A July 7th article by The Independent’s Ben Lynfield (Gaza, a year on from Operation Protective Edge: The traumatised kibbutz on Israel’s front line, still recovering from last summer’s war with Hamas) included this passage suggesting that the country was divided over Operation Protective Edge:
Debate over the [Gaza] war continues: politicians on the right have depicted it as both justified and necessary, while those on the left have questioned the damage to Israel’s international standing and its growing isolation – not least in the light of the re-election of Prime Minister Benjamin Netanyahu with more MPs than before, and an even more right-wing government.

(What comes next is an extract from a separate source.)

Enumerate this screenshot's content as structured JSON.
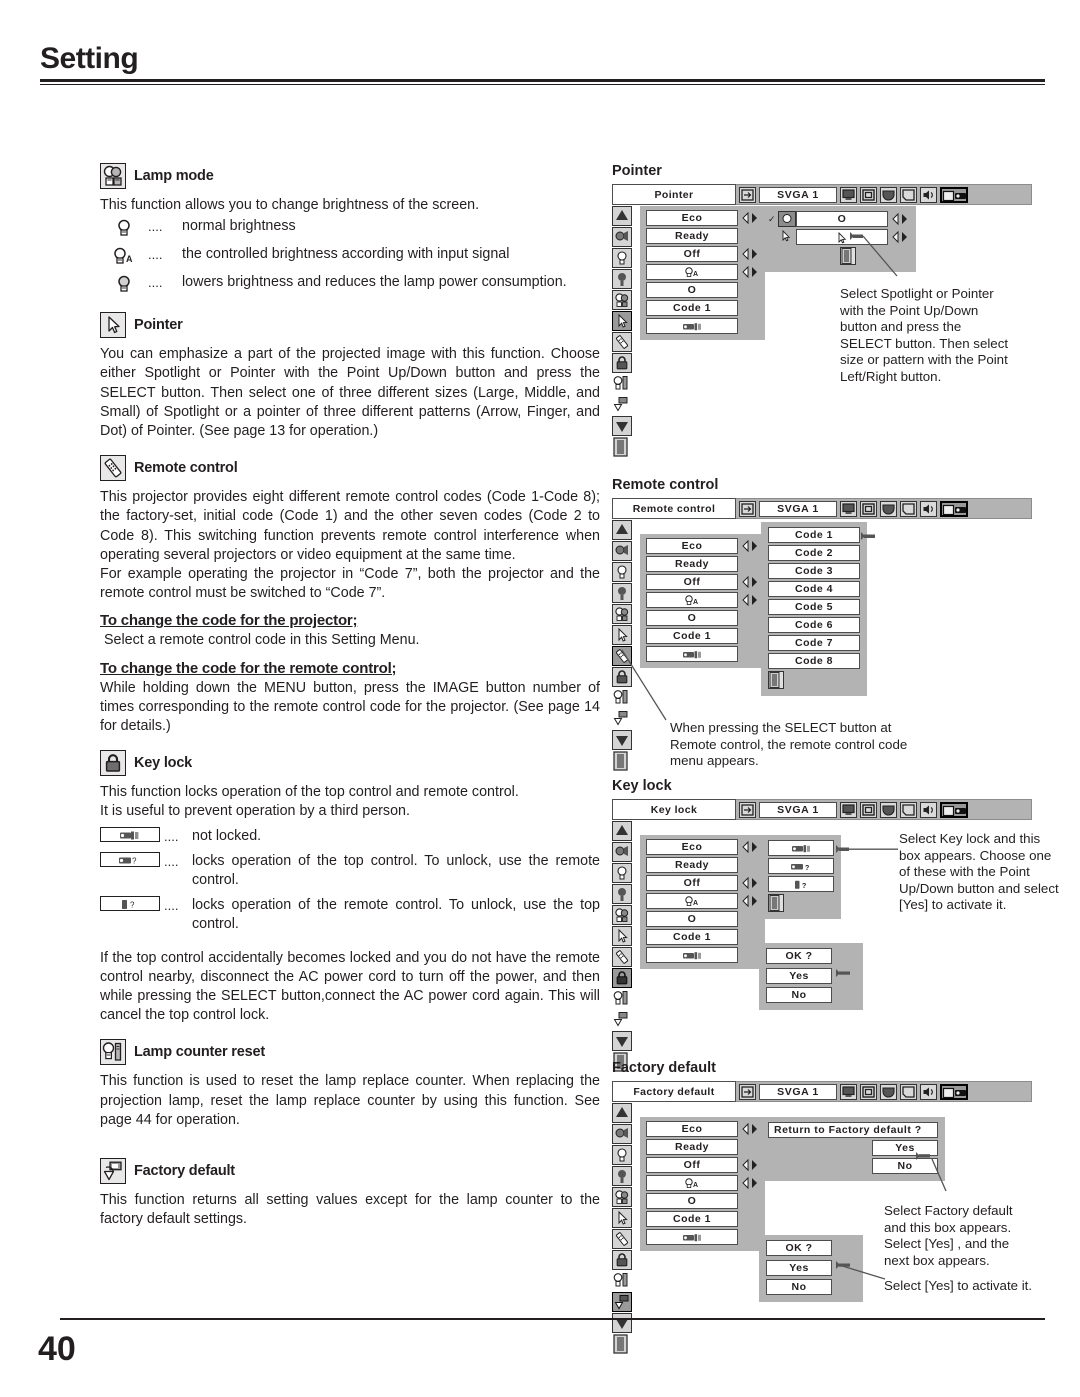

As Time Magazine noted about results of a poll (conducted following the war) by the respected Israeli Democracy Institute (IDI), support was strong both on the right as well as among those described as “left-leaning”.
A total of 92% of Israeli Jews agreed that Operation Protective Edge was justified, according to the monthly Peace Index poll published Tuesday by the Israel Democracy Institute, an independent think-tank, and Tel Aviv University. The survey found that even amongst self-described left-leaning Israeli Jews, 67% thought the operation was justified.
Indeed, Labour Party leader Isaac Herzog noted at the time that there was a national consensus on the war. Even Amos Oz – best-selling Israeli writer, and iconic figure within the country’s peace camp – was supportive of the war.
Interestingly, it was Lynfield himself who, in a report at The Independent on July 29th, noted the strong bipartisan Israeli support demonstrated by the IDI poll.
He wrote the following:
But despite the amount of Israeli soldier fatalities – 53 during the fighting thus far – being greater than was anticipated, public support for continuing the campaign is high. According to an Israel Democracy Institute poll released today, 95 per cent of Israeli Jews view this as a “justified’’ war. So the deaths are not perceived at this point in the conflict as having been in vain.
Whilst it is narrowly true that support was much weaker among Arab Israelis, the claim by Lynfield that “those on the left” have questioned whether it was justified and necessary is contradicted by his own previous report, and simply does not hold up to critical scrutiny.